Directions for this task.
State, as a bare number, how many lines below contain "processing".

Working data.

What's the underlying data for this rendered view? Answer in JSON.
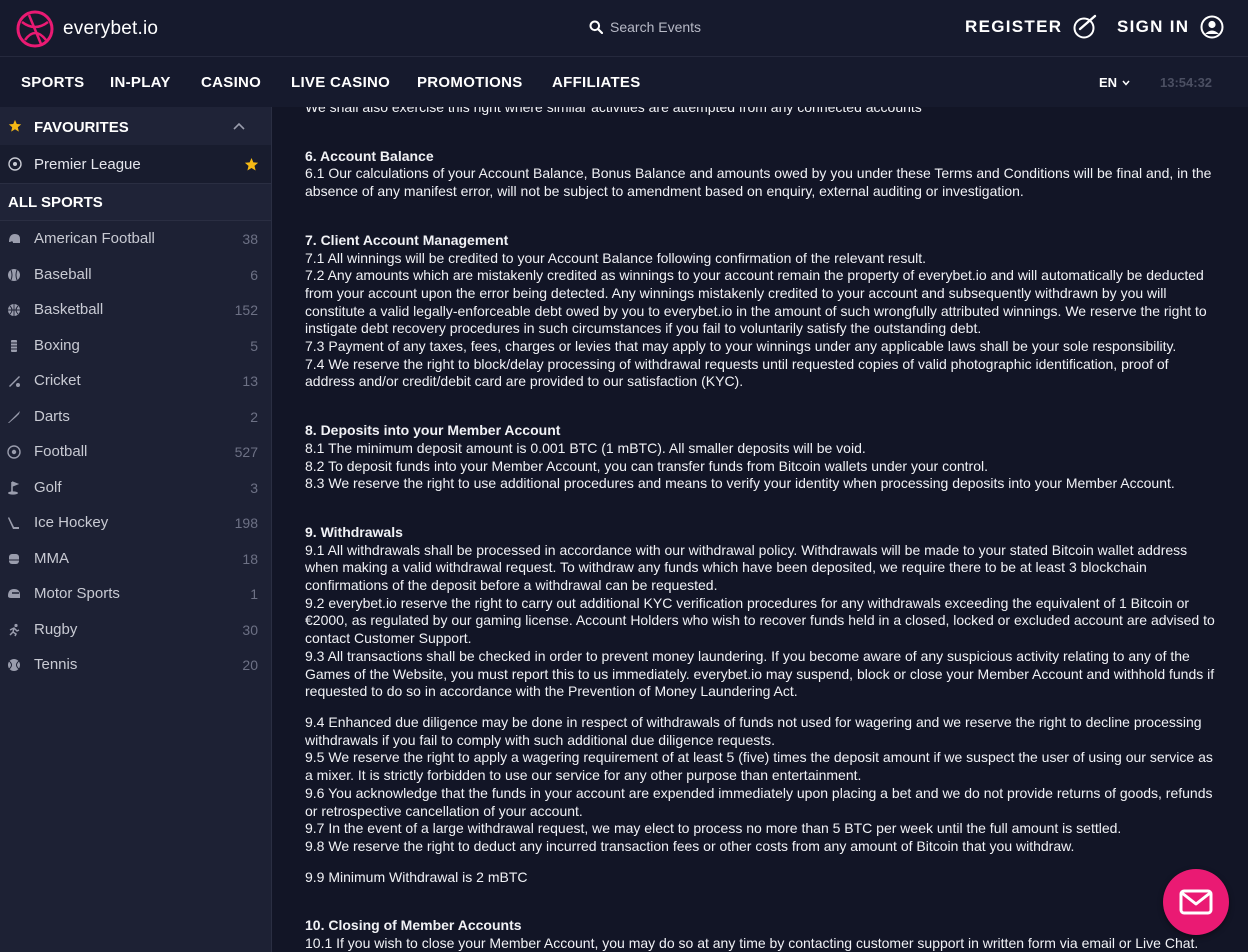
{
  "brand": {
    "name": "everybet.io",
    "accent": "#ea1a73"
  },
  "search": {
    "placeholder": "Search Events",
    "icon": "search-icon"
  },
  "header": {
    "register_label": "REGISTER",
    "signin_label": "SIGN IN"
  },
  "nav": {
    "items": [
      "SPORTS",
      "IN-PLAY",
      "CASINO",
      "LIVE CASINO",
      "PROMOTIONS",
      "AFFILIATES"
    ],
    "language": "EN",
    "clock": "13:54:32"
  },
  "sidebar": {
    "favourites_title": "FAVOURITES",
    "favourites": [
      {
        "label": "Premier League",
        "starred": true
      }
    ],
    "all_sports_title": "ALL SPORTS",
    "sports": [
      {
        "name": "American Football",
        "count": "38",
        "icon": "helmet-icon"
      },
      {
        "name": "Baseball",
        "count": "6",
        "icon": "baseball-icon"
      },
      {
        "name": "Basketball",
        "count": "152",
        "icon": "basketball-icon"
      },
      {
        "name": "Boxing",
        "count": "5",
        "icon": "boxing-icon"
      },
      {
        "name": "Cricket",
        "count": "13",
        "icon": "cricket-icon"
      },
      {
        "name": "Darts",
        "count": "2",
        "icon": "dart-icon"
      },
      {
        "name": "Football",
        "count": "527",
        "icon": "soccer-ball-icon"
      },
      {
        "name": "Golf",
        "count": "3",
        "icon": "golf-icon"
      },
      {
        "name": "Ice Hockey",
        "count": "198",
        "icon": "hockey-stick-icon"
      },
      {
        "name": "MMA",
        "count": "18",
        "icon": "mma-glove-icon"
      },
      {
        "name": "Motor Sports",
        "count": "1",
        "icon": "helmet-racing-icon"
      },
      {
        "name": "Rugby",
        "count": "30",
        "icon": "runner-icon"
      },
      {
        "name": "Tennis",
        "count": "20",
        "icon": "tennis-ball-icon"
      }
    ]
  },
  "content": {
    "top_line": "We shall also exercise this right where similar activities are attempted from any connected accounts",
    "sections": [
      {
        "title": "6. Account Balance",
        "paragraphs": [
          "6.1 Our calculations of your Account Balance, Bonus Balance and amounts owed by you under these Terms and Conditions will be final and, in the absence of any manifest error, will not be subject to amendment based on enquiry, external auditing or investigation."
        ]
      },
      {
        "title": "7. Client Account Management",
        "paragraphs": [
          "7.1 All winnings will be credited to your Account Balance following confirmation of the relevant result.",
          "7.2 Any amounts which are mistakenly credited as winnings to your account remain the property of everybet.io and will automatically be deducted from your account upon the error being detected. Any winnings mistakenly credited to your account and subsequently withdrawn by you will constitute a valid legally-enforceable debt owed by you to everybet.io in the amount of such wrongfully attributed winnings. We reserve the right to instigate debt recovery procedures in such circumstances if you fail to voluntarily satisfy the outstanding debt.",
          "7.3 Payment of any taxes, fees, charges or levies that may apply to your winnings under any applicable laws shall be your sole responsibility.",
          "7.4 We reserve the right to block/delay processing of withdrawal requests until requested copies of valid photographic identification, proof of address and/or credit/debit card are provided to our satisfaction (KYC)."
        ]
      },
      {
        "title": "8. Deposits into your Member Account",
        "paragraphs": [
          "8.1 The minimum deposit amount is 0.001 BTC (1 mBTC). All smaller deposits will be void.",
          "8.2 To deposit funds into your Member Account, you can transfer funds from Bitcoin wallets under your control.",
          "8.3 We reserve the right to use additional procedures and means to verify your identity when processing deposits into your Member Account."
        ]
      },
      {
        "title": "9. Withdrawals",
        "paragraphs": [
          "9.1 All withdrawals shall be processed in accordance with our withdrawal policy. Withdrawals will be made to your stated Bitcoin wallet address when making a valid withdrawal request. To withdraw any funds which have been deposited, we require there to be at least 3 blockchain confirmations of the deposit before a withdrawal can be requested.",
          "9.2 everybet.io reserve the right to carry out additional KYC verification procedures for any withdrawals exceeding the equivalent of 1 Bitcoin or €2000, as regulated by our gaming license. Account Holders who wish to recover funds held in a closed, locked or excluded account are advised to contact Customer Support.",
          "9.3 All transactions shall be checked in order to prevent money laundering. If you become aware of any suspicious activity relating to any of the Games of the Website, you must report this to us immediately. everybet.io may suspend, block or close your Member Account and withhold funds if requested to do so in accordance with the Prevention of Money Laundering Act.",
          "9.4 Enhanced due diligence may be done in respect of withdrawals of funds not used for wagering and we reserve the right to decline processing withdrawals if you fail to comply with such additional due diligence requests.",
          "9.5 We reserve the right to apply a wagering requirement of at least 5 (five) times the deposit amount if we suspect the user of using our service as a mixer. It is strictly forbidden to use our service for any other purpose than entertainment.",
          "9.6 You acknowledge that the funds in your account are expended immediately upon placing a bet and we do not provide returns of goods, refunds or retrospective cancellation of your account.",
          "9.7 In the event of a large withdrawal request, we may elect to process no more than 5 BTC per week until the full amount is settled.",
          "9.8 We reserve the right to deduct any incurred transaction fees or other costs from any amount of Bitcoin that you withdraw.",
          "9.9 Minimum Withdrawal is 2 mBTC"
        ]
      },
      {
        "title": "10. Closing of Member Accounts",
        "paragraphs": [
          "10.1 If you wish to close your Member Account, you may do so at any time by contacting customer support in written form via email or Live Chat. The"
        ]
      }
    ]
  },
  "chat": {
    "icon": "envelope-icon"
  }
}
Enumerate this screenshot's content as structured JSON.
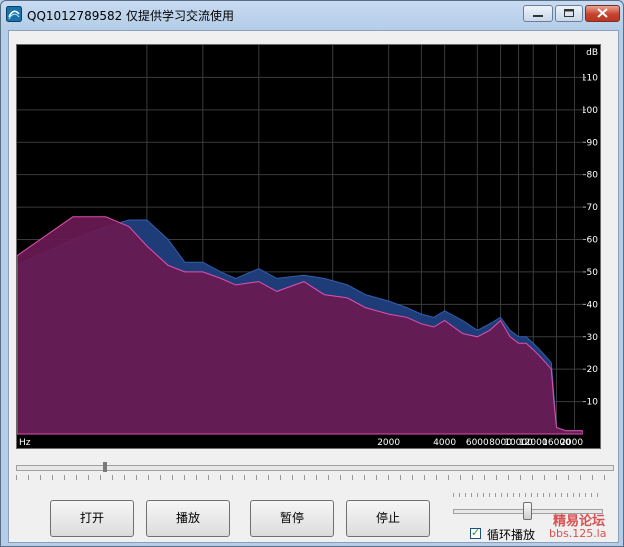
{
  "window": {
    "title": "QQ1012789582  仅提供学习交流使用"
  },
  "spectrum": {
    "unit_db": "dB",
    "unit_hz": "Hz",
    "db_ticks": [
      "110",
      "100",
      "90",
      "80",
      "70",
      "60",
      "50",
      "40",
      "30",
      "20",
      "10"
    ],
    "freq_ticks": [
      "2000",
      "4000",
      "6000",
      "8000",
      "10000",
      "12000",
      "16000",
      "20000"
    ],
    "colors": {
      "background": "#000000",
      "channel_a": "#1e3c78",
      "channel_b": "#6a1a52",
      "channel_b_edge": "#e050b0",
      "grid": "#3b3b3b"
    }
  },
  "chart_data": {
    "type": "area",
    "xlabel": "Hz",
    "ylabel": "dB",
    "ylim": [
      0,
      120
    ],
    "xscale": "log",
    "x": [
      20,
      40,
      60,
      80,
      100,
      130,
      160,
      200,
      250,
      300,
      400,
      500,
      700,
      900,
      1200,
      1500,
      2000,
      2500,
      3000,
      3500,
      4000,
      5000,
      6000,
      7000,
      8000,
      9000,
      10000,
      11000,
      12000,
      13000,
      14000,
      15000,
      15500,
      16000,
      18000,
      20000,
      22000
    ],
    "series": [
      {
        "name": "",
        "values": [
          52,
          60,
          64,
          66,
          66,
          60,
          53,
          53,
          50,
          48,
          51,
          48,
          49,
          48,
          46,
          43,
          41,
          39,
          37,
          36,
          38,
          35,
          32,
          34,
          36,
          32,
          30,
          30,
          28,
          26,
          24,
          22,
          12,
          2,
          1,
          1,
          1
        ]
      },
      {
        "name": "",
        "values": [
          55,
          67,
          67,
          64,
          58,
          52,
          50,
          50,
          48,
          46,
          47,
          44,
          47,
          43,
          42,
          39,
          37,
          36,
          34,
          33,
          35,
          31,
          30,
          32,
          35,
          30,
          28,
          28,
          26,
          24,
          22,
          20,
          10,
          2,
          1,
          1,
          1
        ]
      }
    ]
  },
  "seek": {
    "position_fraction": 0.15
  },
  "buttons": {
    "open": "打开",
    "play": "播放",
    "pause": "暂停",
    "stop": "停止"
  },
  "volume": {
    "level_fraction": 0.5
  },
  "loop": {
    "label": "循环播放",
    "checked": true,
    "check_glyph": "✓"
  },
  "watermark": {
    "line1": "精易论坛",
    "line2": "bbs.125.la"
  },
  "icons": {
    "app": "app-logo-icon",
    "minimize": "minimize-icon",
    "maximize": "maximize-icon",
    "close": "close-icon"
  }
}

Response area.
3